Early studies from Europe showed weight loss results that were less significant with the LAP-BAND procedure than the gastric bypass. However, more up-to-date studies have published results which show weight loss after the LAP-BAND is comparably equal to the gastric bypass after a two year period.
If you are interested in the gastric bypass or the LAP-BAND (gastric banding) to get control of your weight and health problems, you should consider the benefits of weight loss surgery versus the potential risks. Usually, the majority of risks occur during the surgery itself and safety should play a large role in what weight loss surgery you decide to have.
When appropriate, weight-loss surgery can result in dramatic improvements in weight and health. Within the first two years, you can expect to lose 50 percent to 60 percent of your excess weight. Those people who follow dietary and exercise recommendations tend to keep most of that weight off long term.
Weight-loss surgery does have side effects, however. Complications such as pneumonia, blood clots and infection can occur with any type of surgery. Rapid weight loss can result in gallstones; a hernia or weakness, which may require surgery to correct, may develop at the site of your incision. Gastric bypass can also cause dumping syndrome, a condition in which stomach contents move too quickly through the small intestine, causing nausea, vomiting, diarrhea, dizziness and sweating.

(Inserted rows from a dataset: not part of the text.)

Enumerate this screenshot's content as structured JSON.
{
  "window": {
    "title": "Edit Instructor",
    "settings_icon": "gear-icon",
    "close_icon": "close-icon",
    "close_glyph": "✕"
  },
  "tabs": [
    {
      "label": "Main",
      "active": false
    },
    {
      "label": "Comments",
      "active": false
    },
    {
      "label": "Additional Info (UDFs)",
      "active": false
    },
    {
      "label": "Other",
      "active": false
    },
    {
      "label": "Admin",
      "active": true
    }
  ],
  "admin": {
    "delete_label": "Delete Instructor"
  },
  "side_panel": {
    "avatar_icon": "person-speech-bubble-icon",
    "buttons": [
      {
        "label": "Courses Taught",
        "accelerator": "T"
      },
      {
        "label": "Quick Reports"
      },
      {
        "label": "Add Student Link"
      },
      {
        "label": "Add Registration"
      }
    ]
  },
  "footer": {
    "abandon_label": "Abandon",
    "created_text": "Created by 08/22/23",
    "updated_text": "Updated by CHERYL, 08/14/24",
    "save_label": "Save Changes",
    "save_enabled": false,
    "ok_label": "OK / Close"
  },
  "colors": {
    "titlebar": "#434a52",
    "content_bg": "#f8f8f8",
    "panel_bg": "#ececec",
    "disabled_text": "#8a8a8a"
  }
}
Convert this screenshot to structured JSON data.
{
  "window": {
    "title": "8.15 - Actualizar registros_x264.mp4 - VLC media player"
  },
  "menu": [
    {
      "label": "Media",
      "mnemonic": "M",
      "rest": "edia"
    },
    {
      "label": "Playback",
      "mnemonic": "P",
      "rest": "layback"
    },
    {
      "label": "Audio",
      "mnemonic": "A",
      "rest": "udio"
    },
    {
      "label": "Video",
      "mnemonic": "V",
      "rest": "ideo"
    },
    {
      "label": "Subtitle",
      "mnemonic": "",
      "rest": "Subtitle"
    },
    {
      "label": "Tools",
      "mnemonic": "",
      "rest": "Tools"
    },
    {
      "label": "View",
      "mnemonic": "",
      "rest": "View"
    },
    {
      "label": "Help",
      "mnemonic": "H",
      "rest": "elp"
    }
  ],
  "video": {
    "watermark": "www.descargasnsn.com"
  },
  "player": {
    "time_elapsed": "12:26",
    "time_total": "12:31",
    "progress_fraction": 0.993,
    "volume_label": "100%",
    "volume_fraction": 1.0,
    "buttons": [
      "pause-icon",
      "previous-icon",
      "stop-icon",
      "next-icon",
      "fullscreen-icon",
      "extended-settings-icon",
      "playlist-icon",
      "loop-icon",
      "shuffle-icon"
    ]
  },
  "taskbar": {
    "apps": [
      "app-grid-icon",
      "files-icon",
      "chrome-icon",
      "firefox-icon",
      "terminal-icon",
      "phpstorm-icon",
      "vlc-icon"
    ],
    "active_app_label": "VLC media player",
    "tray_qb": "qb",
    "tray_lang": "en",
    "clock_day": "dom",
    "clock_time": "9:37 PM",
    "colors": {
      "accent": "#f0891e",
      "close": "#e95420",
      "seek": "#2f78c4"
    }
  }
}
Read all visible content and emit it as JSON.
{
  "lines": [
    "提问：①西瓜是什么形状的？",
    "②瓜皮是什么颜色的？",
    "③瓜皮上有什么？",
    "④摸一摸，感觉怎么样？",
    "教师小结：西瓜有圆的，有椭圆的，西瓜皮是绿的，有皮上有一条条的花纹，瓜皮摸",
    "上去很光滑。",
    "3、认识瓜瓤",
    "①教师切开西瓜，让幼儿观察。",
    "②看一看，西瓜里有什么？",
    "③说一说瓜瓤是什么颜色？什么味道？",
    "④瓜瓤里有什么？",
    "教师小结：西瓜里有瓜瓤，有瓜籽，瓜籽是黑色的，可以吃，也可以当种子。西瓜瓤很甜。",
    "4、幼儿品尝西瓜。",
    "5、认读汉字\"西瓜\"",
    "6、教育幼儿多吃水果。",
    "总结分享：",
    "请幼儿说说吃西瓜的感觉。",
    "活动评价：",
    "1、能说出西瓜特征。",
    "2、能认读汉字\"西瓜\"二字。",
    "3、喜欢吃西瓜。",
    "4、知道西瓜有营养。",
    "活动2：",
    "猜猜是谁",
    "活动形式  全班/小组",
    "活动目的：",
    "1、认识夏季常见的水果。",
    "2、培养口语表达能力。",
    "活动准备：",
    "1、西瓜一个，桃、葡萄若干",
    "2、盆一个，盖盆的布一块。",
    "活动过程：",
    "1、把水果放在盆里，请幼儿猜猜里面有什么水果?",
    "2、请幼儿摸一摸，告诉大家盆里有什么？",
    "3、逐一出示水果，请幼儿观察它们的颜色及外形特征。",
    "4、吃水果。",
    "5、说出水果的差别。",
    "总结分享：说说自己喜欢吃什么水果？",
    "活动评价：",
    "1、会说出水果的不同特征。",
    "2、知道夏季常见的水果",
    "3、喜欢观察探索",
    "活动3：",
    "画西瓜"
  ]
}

Surgery for weight reduction isn't a miracle procedure. It doesn't guarantee that you'll lose all of your excess weight or that you'll keep it off long term. Weight-loss success after gastric bypass surgery depends on your commitment to making lifelong changes in your eating and exercise habits